Today we are thrilled to welcome to the blog Jeff Wheeler, the author of the thrilling new fantasy The Queen’s Poisoner! For anyone who is always looking for new fantasy worlds to get lost in, this is one epic new series you don’t want to miss – especially if you’re a Kindle reader.
King Severn Argentine’s fearsome reputation precedes him: usurper of the throne, killer of rightful heirs, ruthless punisher of traitors. Attempting to depose him, the Duke of Kiskaddon gambles…and loses. Now the duke must atone by handing over his young son, Owen, as the king’s hostage. And should his loyalty falter again, the boy will pay with his life.
Seeking allies and eluding Severn’s spies, Owen learns to survive in the court of Kingfountain. But when new evidence of his father’s betrayal threatens to seal his fate, Owen must win the vengeful king’s favor by proving his worth—through extraordinary means. And only one person can aid his desperate cause: a mysterious woman, dwelling in secrecy, who truly wields power over life, death, and destiny.
B: Often in mythic tales the hero is separated from his or her parents and raised by another – something that also happens to Owen. What is significant about this element of the story?
JW: When I was thinking about the ‘hook’ for this story, I realized that every parent would dread having to face the decision of which child they would send away. I have five kids myself and the choice would be excruciating. It was quite common during medieval times to choose hostages for good behavior. In this case, the parents don’t know if they are sending their child to their doom or if the child will be only one that survives.
B: Ankarette is constantly stressing the importance of trusting your instincts and having the ability to judge a person’s character. Why is this so important, especially for Owen?
JW: As a medieval history major in college, I found it interesting that the split-second judgment of a person could lead to life-and-death outcomes. The decision to forgive an enemy could cause them to betray you later. The era The Queen’s Poisoner is based on is very Machiavellian. So teaching Owen who to trust would be the key of his survival.
B: What fueled your decision to make Owen eight-years-old? Do you think the story would have worked as well if Owen were older?

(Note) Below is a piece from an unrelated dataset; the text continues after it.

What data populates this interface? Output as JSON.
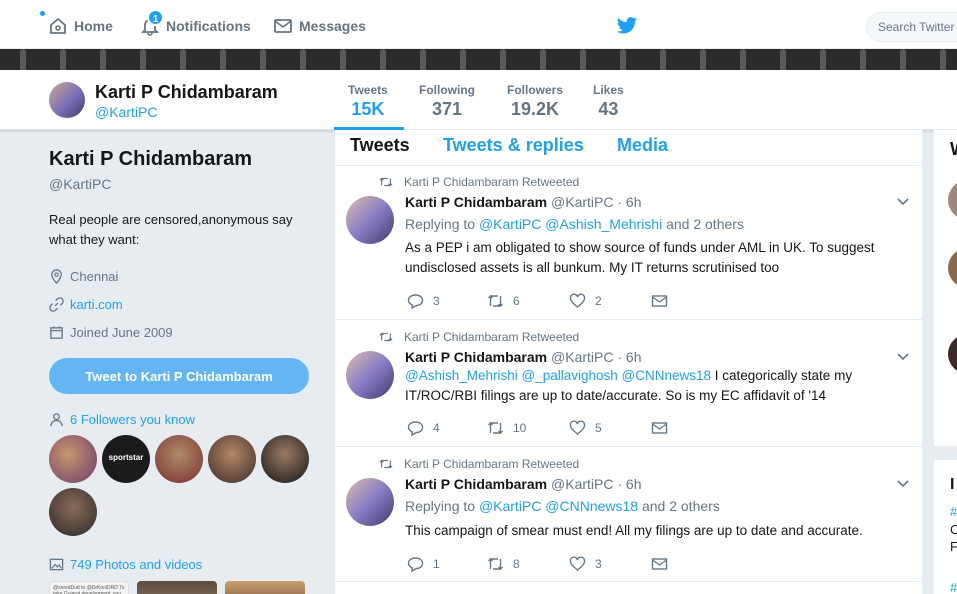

JW: I wrestled with this a lot before starting the story. I believed I could pull of an eight-year-old because I’m a dad with five kids and three are boys. I based Owen’s character on the personality of my youngest and used his older brother who was eight to test believability. What gave me confidence in the end was researching other writers who took this risk and succeeded. One of my favorite novels from high school was Charles Dicken’s “Great Expectations” and Pip starts out as that age. I found other characters in literature who were also very young (younger than Harry Potter!) and it worked. But after re-watching The Sixth Sense by M. Night Shyamalan, I believed an eight year-old could headline one of my novels.
B: Owen likes to play with tiles, by lining them all up in intricate designs and then knocking them down. Why is this something he feels compelled to do? How does it aid him as a character? How does it affect his character growth?
JW: This is one of the personality quirks of my youngest son. He started doing it when he was very little and still does it today. What’s less important than the ‘domino effect’ (as he calls it) is the time he’s willing to invest. I’ve loved the TED talk by Mihaly Csikszentmihalyi on ‘Flow’ and found the concept of concentration and persistence to be true in my life. I thought Owen’s interest would later bloom, as it does in subsequent books, into his own special magic.
B: Why does Ankarette stress the importance of discernment being “priceless”?
JW: Ankarette is very wise and has stayed alive because she knows who to trust. We all make snap judgments about people and many times these judgments are based on lack of full information. Ankarette has learned to not just accept one data point about a person but to see which direction the trend is going. Sorry for the statistical analogy, but I still have part of Intel in my blood!
B: Why is it best to judge people not by the word of others, but by their own actions?
JW: One of my favorite quotes by Ralph Waldo Emerson will help answer this: “Sow a thought and you reap an action; sow an act and you reap a habit; sow a habit and you reap a character; sow a character and you reap a destiny.” Watching the behavior of others is one of the best predictors of what’s going on inside their heads.
B: There is an emphasis on the value of honesty and trusting someone versus keeping secrets for fear of being betrayed or hurting others. Can one truly value honesty if they still keep secrets?
JW: In the book Ankarette tells Owen that secrets are like butterflies trying to burst out of a cocoon. People want to share secrets and only those with the highest integrity can keep them. When someone is in a position of trust, they can still be honest without divulging what they know.
B: Describe The Queen’s Poisoner in ten words or less.
JW: Even a child can face his greatest fear. How’s that? Part of the inspiration for this book is my little boy who has crippling anxiety when he’s around strangers, even people who have been family friends for years. Sometimes I’ve had to be like Ankarette and get down on one knee, hold his hand, and tell him ‘face your fear—you can do this!’ I think many readers will relate to Owen’s character. We all have fears.